[[ ENTRIES SUPPLIED open ]]

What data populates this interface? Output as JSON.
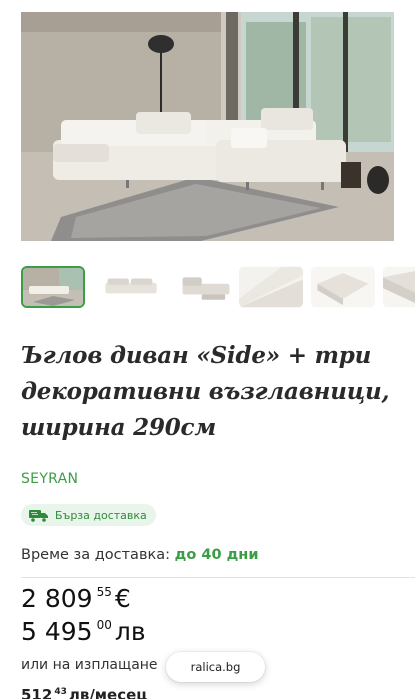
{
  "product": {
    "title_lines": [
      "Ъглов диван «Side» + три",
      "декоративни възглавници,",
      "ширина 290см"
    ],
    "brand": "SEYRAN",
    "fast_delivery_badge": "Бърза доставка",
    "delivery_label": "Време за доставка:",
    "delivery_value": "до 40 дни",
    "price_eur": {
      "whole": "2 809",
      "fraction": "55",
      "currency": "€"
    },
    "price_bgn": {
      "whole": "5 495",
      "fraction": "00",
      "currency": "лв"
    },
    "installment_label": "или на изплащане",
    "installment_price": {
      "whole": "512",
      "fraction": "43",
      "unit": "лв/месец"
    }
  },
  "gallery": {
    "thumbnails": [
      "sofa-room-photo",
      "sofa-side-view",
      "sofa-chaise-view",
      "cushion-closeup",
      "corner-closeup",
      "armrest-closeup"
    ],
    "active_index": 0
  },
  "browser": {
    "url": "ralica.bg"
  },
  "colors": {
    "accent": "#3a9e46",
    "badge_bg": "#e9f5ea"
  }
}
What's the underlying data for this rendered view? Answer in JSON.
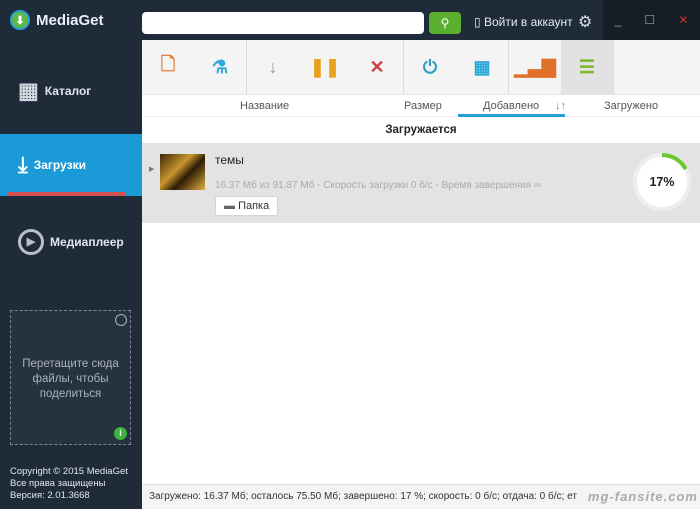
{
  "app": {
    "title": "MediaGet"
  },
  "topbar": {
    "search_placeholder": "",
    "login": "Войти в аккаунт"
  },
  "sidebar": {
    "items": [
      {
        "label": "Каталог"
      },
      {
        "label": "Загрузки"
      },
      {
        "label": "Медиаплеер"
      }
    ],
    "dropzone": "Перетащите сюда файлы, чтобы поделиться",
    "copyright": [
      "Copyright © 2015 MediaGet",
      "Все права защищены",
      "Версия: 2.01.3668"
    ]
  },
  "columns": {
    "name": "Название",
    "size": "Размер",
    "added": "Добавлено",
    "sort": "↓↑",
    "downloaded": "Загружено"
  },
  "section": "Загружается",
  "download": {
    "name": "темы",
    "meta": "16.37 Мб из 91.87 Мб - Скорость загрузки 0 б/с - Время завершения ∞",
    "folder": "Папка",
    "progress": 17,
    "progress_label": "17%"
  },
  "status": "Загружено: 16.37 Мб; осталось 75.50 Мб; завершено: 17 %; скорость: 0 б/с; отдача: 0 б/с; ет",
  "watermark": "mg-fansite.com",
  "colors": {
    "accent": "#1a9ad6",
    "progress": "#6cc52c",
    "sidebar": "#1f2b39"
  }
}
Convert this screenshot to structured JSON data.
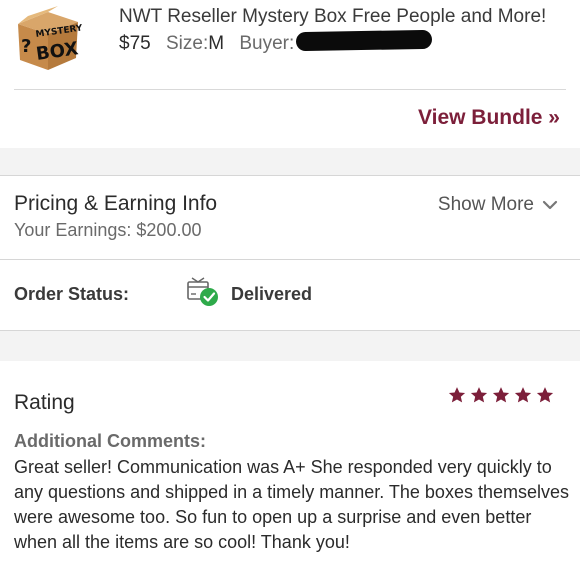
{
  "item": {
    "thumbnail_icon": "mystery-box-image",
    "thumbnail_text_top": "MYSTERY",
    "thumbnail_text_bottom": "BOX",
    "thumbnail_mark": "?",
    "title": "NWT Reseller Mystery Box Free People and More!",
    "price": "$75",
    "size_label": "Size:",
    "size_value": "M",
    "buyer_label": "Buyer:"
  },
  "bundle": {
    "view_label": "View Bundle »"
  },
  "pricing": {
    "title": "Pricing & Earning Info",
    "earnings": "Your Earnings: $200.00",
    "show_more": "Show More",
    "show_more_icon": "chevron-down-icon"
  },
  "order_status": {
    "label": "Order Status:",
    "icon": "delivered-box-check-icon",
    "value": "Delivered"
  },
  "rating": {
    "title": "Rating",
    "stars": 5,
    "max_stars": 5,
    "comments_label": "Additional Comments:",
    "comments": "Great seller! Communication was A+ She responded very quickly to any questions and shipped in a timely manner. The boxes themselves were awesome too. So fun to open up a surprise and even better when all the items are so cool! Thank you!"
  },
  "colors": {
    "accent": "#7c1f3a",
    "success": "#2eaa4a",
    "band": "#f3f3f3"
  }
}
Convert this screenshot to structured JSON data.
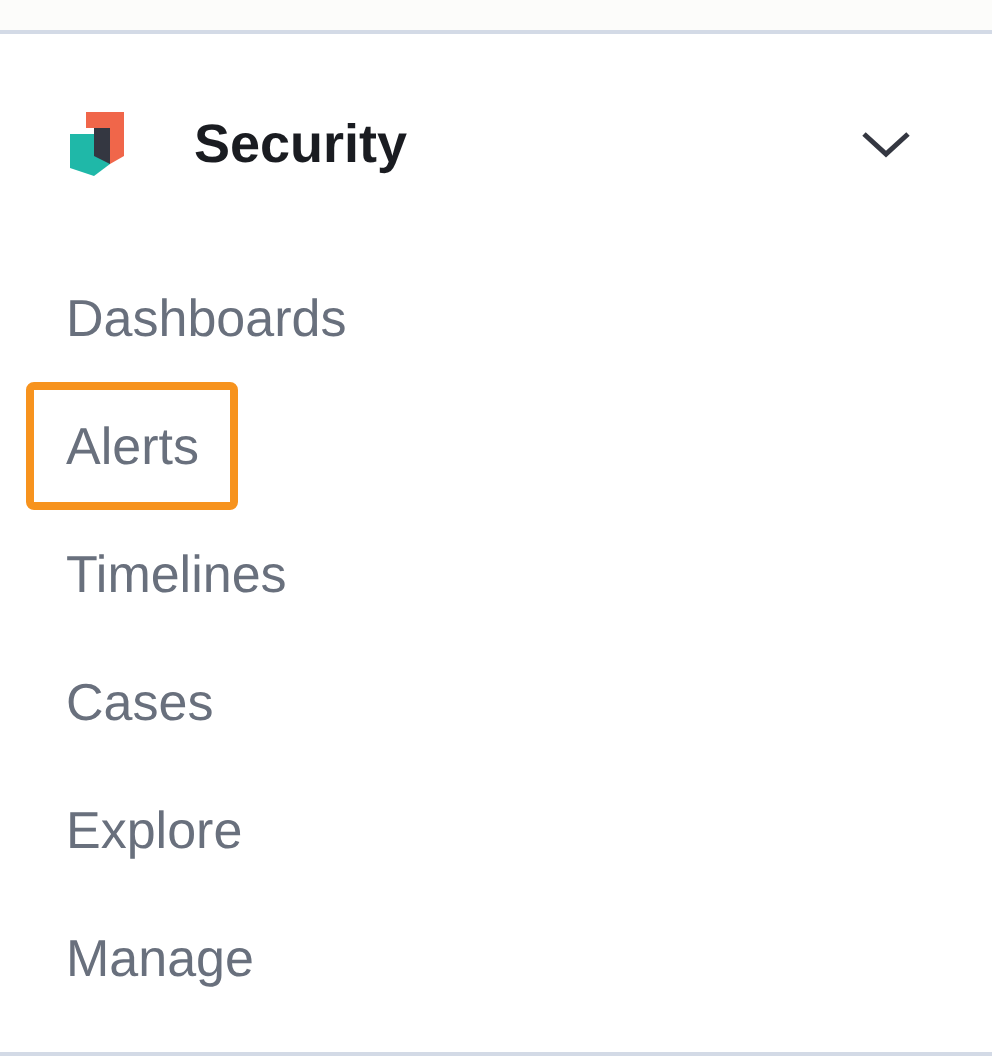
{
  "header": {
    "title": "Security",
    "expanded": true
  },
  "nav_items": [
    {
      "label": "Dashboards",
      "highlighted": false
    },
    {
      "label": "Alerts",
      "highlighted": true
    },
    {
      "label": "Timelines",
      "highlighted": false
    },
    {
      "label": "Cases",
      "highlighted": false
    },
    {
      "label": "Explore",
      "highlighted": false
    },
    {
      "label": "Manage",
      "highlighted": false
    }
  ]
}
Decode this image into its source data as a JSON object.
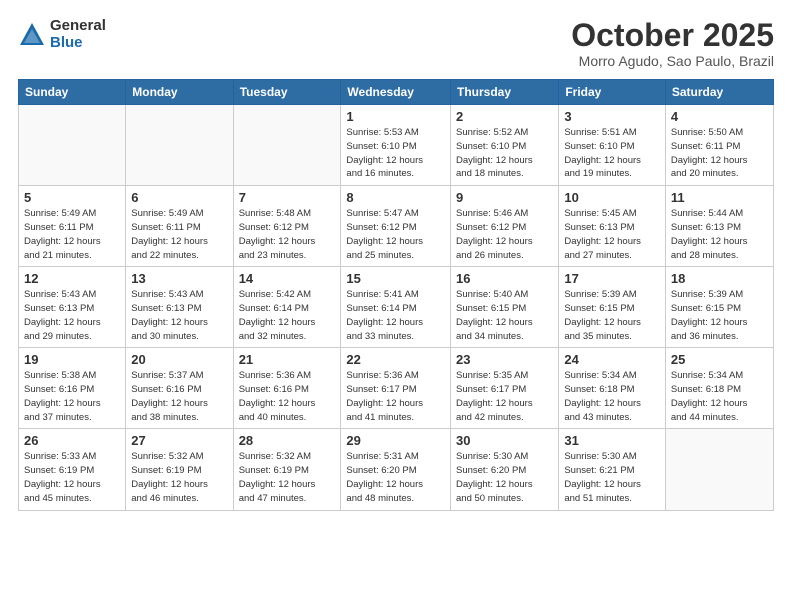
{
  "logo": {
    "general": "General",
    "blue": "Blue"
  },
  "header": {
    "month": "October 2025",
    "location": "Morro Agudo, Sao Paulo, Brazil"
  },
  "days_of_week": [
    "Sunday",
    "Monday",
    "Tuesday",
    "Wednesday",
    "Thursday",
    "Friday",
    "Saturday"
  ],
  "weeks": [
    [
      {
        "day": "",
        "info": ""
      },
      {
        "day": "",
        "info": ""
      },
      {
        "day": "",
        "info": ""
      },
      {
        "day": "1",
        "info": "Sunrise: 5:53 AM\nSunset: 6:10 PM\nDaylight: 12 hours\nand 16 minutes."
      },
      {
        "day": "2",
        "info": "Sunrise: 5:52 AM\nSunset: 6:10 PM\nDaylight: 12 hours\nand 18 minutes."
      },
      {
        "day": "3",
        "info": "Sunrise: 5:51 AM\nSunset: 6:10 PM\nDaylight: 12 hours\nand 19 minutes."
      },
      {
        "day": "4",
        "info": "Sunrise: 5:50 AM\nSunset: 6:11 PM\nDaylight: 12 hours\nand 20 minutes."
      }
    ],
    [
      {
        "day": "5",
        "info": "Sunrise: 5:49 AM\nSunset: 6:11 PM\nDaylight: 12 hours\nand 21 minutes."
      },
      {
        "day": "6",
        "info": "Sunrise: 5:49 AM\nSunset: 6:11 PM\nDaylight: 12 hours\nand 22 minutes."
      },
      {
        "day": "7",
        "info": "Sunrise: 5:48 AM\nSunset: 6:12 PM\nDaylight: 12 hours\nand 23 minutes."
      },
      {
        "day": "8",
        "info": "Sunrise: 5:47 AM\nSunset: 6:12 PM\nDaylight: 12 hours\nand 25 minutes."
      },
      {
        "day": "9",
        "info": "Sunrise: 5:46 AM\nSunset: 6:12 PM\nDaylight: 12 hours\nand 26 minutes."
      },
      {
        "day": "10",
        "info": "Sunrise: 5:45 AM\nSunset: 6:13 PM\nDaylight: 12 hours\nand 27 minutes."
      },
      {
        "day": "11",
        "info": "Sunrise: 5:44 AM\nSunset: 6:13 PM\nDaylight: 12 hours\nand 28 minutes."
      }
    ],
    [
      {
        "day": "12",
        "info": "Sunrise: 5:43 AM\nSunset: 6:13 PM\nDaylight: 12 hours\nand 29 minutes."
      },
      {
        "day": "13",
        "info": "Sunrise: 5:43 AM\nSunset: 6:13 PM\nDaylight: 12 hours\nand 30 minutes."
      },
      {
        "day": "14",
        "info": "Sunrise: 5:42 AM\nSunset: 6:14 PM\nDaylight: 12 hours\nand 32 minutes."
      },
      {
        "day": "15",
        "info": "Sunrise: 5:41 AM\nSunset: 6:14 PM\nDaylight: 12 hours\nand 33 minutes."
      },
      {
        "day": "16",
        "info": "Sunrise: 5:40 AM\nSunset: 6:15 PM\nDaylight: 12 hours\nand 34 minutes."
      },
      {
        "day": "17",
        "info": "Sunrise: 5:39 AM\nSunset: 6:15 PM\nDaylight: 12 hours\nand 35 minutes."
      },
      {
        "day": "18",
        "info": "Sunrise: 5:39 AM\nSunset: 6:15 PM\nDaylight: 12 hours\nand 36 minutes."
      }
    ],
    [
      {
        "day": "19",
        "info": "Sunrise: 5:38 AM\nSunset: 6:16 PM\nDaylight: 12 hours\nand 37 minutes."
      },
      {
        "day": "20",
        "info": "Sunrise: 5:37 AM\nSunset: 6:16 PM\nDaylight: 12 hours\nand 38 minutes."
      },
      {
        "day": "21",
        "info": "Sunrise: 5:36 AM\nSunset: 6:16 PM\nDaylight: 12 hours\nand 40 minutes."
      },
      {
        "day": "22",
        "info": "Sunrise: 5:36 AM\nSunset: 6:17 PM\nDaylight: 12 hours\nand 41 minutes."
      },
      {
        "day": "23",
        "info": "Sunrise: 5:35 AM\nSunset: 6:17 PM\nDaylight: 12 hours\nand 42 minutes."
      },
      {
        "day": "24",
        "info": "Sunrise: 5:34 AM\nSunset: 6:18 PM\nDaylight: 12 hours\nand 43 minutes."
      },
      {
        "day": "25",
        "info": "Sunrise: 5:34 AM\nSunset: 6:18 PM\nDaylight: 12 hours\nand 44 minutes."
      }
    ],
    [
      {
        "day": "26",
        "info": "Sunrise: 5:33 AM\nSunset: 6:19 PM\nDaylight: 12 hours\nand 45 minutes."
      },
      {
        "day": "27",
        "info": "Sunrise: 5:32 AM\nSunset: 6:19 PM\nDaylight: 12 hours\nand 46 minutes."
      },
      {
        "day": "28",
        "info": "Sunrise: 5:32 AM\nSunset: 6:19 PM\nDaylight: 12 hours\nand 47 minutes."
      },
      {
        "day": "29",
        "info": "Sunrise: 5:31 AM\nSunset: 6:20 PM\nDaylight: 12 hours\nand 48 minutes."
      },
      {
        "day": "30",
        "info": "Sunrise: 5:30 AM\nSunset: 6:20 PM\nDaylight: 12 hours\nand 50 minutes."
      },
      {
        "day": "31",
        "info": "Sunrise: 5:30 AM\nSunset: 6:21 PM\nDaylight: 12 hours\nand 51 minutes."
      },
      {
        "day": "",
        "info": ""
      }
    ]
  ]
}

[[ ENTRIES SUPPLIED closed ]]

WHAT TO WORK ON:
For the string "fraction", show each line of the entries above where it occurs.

ANSWER TO THE EXERCISE:
      "fraction": "55",
      "fraction": "00",
      "fraction": "43",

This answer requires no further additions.